Stored items.
-=-=-=-=-
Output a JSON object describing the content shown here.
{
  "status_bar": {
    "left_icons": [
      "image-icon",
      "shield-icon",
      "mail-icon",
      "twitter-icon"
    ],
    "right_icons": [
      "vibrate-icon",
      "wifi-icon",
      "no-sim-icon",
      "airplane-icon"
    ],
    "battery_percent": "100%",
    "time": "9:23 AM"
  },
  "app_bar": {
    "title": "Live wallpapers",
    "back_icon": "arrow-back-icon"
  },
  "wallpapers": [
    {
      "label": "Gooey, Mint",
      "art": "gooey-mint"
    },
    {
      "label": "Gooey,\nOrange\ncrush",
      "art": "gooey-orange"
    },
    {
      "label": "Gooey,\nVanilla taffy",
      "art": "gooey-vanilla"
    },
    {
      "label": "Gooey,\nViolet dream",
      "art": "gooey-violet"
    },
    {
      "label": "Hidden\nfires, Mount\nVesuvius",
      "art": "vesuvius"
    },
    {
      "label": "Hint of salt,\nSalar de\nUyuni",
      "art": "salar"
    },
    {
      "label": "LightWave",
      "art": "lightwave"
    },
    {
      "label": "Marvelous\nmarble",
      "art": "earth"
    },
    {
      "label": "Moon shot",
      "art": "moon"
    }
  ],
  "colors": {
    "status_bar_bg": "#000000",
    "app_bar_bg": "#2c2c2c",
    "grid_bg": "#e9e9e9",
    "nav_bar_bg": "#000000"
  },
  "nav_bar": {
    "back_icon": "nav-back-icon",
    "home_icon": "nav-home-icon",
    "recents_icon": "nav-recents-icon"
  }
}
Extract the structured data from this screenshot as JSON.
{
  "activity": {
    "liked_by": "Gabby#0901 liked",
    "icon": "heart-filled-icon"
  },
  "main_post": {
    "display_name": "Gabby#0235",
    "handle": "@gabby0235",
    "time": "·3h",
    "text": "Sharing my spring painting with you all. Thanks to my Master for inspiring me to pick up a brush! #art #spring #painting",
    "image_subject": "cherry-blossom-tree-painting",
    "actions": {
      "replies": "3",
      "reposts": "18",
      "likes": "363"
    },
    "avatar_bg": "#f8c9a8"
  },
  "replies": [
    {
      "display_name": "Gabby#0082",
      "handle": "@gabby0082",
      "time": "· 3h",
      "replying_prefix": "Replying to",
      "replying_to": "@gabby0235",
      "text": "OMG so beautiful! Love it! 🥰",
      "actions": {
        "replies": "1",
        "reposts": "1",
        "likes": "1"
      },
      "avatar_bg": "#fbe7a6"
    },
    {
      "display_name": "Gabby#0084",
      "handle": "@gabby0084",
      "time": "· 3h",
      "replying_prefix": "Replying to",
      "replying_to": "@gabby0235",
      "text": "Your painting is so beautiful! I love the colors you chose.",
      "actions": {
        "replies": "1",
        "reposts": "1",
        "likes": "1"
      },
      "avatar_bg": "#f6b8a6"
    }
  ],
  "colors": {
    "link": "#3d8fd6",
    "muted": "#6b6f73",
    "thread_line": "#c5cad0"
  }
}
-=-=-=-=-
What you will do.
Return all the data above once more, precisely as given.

Response.
Output a JSON object describing the content shown here.
{
  "status_bar": {
    "left_icons": [
      "image-icon",
      "shield-icon",
      "mail-icon",
      "twitter-icon"
    ],
    "right_icons": [
      "vibrate-icon",
      "wifi-icon",
      "no-sim-icon",
      "airplane-icon"
    ],
    "battery_percent": "100%",
    "time": "9:23 AM"
  },
  "app_bar": {
    "title": "Live wallpapers",
    "back_icon": "arrow-back-icon"
  },
  "wallpapers": [
    {
      "label": "Gooey, Mint",
      "art": "gooey-mint"
    },
    {
      "label": "Gooey,\nOrange\ncrush",
      "art": "gooey-orange"
    },
    {
      "label": "Gooey,\nVanilla taffy",
      "art": "gooey-vanilla"
    },
    {
      "label": "Gooey,\nViolet dream",
      "art": "gooey-violet"
    },
    {
      "label": "Hidden\nfires, Mount\nVesuvius",
      "art": "vesuvius"
    },
    {
      "label": "Hint of salt,\nSalar de\nUyuni",
      "art": "salar"
    },
    {
      "label": "LightWave",
      "art": "lightwave"
    },
    {
      "label": "Marvelous\nmarble",
      "art": "earth"
    },
    {
      "label": "Moon shot",
      "art": "moon"
    }
  ],
  "colors": {
    "status_bar_bg": "#000000",
    "app_bar_bg": "#2c2c2c",
    "grid_bg": "#e9e9e9",
    "nav_bar_bg": "#000000"
  },
  "nav_bar": {
    "back_icon": "nav-back-icon",
    "home_icon": "nav-home-icon",
    "recents_icon": "nav-recents-icon"
  }
}
Extract the structured data from this screenshot as JSON.
{
  "activity": {
    "liked_by": "Gabby#0901 liked",
    "icon": "heart-filled-icon"
  },
  "main_post": {
    "display_name": "Gabby#0235",
    "handle": "@gabby0235",
    "time": "·3h",
    "text": "Sharing my spring painting with you all. Thanks to my Master for inspiring me to pick up a brush! #art #spring #painting",
    "image_subject": "cherry-blossom-tree-painting",
    "actions": {
      "replies": "3",
      "reposts": "18",
      "likes": "363"
    },
    "avatar_bg": "#f8c9a8"
  },
  "replies": [
    {
      "display_name": "Gabby#0082",
      "handle": "@gabby0082",
      "time": "· 3h",
      "replying_prefix": "Replying to",
      "replying_to": "@gabby0235",
      "text": "OMG so beautiful! Love it! 🥰",
      "actions": {
        "replies": "1",
        "reposts": "1",
        "likes": "1"
      },
      "avatar_bg": "#fbe7a6"
    },
    {
      "display_name": "Gabby#0084",
      "handle": "@gabby0084",
      "time": "· 3h",
      "replying_prefix": "Replying to",
      "replying_to": "@gabby0235",
      "text": "Your painting is so beautiful! I love the colors you chose.",
      "actions": {
        "replies": "1",
        "reposts": "1",
        "likes": "1"
      },
      "avatar_bg": "#f6b8a6"
    }
  ],
  "colors": {
    "link": "#3d8fd6",
    "muted": "#6b6f73",
    "thread_line": "#c5cad0"
  }
}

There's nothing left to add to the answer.